Instructions for the task:
For each record below, retype the text exactly and omit any image.

*** Supplied material ***

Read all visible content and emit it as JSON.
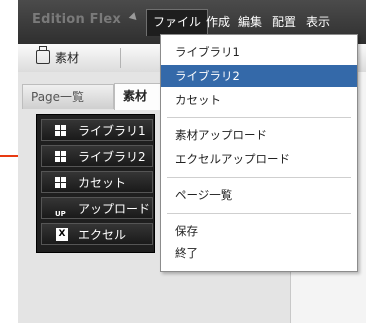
{
  "menubar": {
    "brand": "Edition Flex",
    "menus": [
      {
        "label": "ファイル"
      },
      {
        "label": "作成"
      },
      {
        "label": "編集"
      },
      {
        "label": "配置"
      },
      {
        "label": "表示"
      }
    ]
  },
  "toolbar": {
    "material_label": "素材"
  },
  "tabs": {
    "page_list": "Page一覧",
    "material": "素材"
  },
  "panel": {
    "items": [
      {
        "label": "ライブラリ1",
        "icon": "grid-icon"
      },
      {
        "label": "ライブラリ2",
        "icon": "grid-icon"
      },
      {
        "label": "カセット",
        "icon": "grid-icon"
      },
      {
        "label": "アップロード",
        "icon": "upload-icon",
        "icon_text": "UP"
      },
      {
        "label": "エクセル",
        "icon": "excel-icon",
        "icon_text": "X"
      }
    ]
  },
  "file_menu": {
    "items": [
      {
        "label": "ライブラリ1"
      },
      {
        "label": "ライブラリ2",
        "selected": true
      },
      {
        "label": "カセット"
      },
      {
        "label": "素材アップロード"
      },
      {
        "label": "エクセルアップロード"
      },
      {
        "label": "ページ一覧"
      },
      {
        "label": "保存"
      },
      {
        "label": "終了"
      }
    ]
  },
  "colors": {
    "highlight": "#3469a9",
    "arrow": "#e83a12",
    "menubar": "#3a3a3a"
  }
}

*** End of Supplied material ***

Output of the exercise:
Read all visible content and emit it as JSON.
{
  "menubar": {
    "brand": "Edition Flex",
    "menus": [
      {
        "label": "ファイル"
      },
      {
        "label": "作成"
      },
      {
        "label": "編集"
      },
      {
        "label": "配置"
      },
      {
        "label": "表示"
      }
    ]
  },
  "toolbar": {
    "material_label": "素材"
  },
  "tabs": {
    "page_list": "Page一覧",
    "material": "素材"
  },
  "panel": {
    "items": [
      {
        "label": "ライブラリ1",
        "icon": "grid-icon"
      },
      {
        "label": "ライブラリ2",
        "icon": "grid-icon"
      },
      {
        "label": "カセット",
        "icon": "grid-icon"
      },
      {
        "label": "アップロード",
        "icon": "upload-icon",
        "icon_text": "UP"
      },
      {
        "label": "エクセル",
        "icon": "excel-icon",
        "icon_text": "X"
      }
    ]
  },
  "file_menu": {
    "items": [
      {
        "label": "ライブラリ1"
      },
      {
        "label": "ライブラリ2",
        "selected": true
      },
      {
        "label": "カセット"
      },
      {
        "label": "素材アップロード"
      },
      {
        "label": "エクセルアップロード"
      },
      {
        "label": "ページ一覧"
      },
      {
        "label": "保存"
      },
      {
        "label": "終了"
      }
    ]
  },
  "colors": {
    "highlight": "#3469a9",
    "arrow": "#e83a12",
    "menubar": "#3a3a3a"
  }
}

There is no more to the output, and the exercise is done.